◆ Work task: Each entry needs to be copied exactly, with nothing left out.

(Dataset records)
# # # #

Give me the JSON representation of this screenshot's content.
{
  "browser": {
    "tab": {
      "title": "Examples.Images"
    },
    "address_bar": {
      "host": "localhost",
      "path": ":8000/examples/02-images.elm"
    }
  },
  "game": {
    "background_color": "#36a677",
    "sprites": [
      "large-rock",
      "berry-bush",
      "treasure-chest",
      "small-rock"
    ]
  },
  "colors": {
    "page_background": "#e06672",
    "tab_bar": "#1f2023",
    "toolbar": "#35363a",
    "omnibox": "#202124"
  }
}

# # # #

◆ Solution for this exercise:
Give me the JSON representation of this screenshot's content.
{
  "browser": {
    "tab": {
      "title": "Examples.Images"
    },
    "address_bar": {
      "host": "localhost",
      "path": ":8000/examples/02-images.elm"
    }
  },
  "game": {
    "background_color": "#36a677",
    "sprites": [
      "large-rock",
      "berry-bush",
      "treasure-chest",
      "small-rock"
    ]
  },
  "colors": {
    "page_background": "#e06672",
    "tab_bar": "#1f2023",
    "toolbar": "#35363a",
    "omnibox": "#202124"
  }
}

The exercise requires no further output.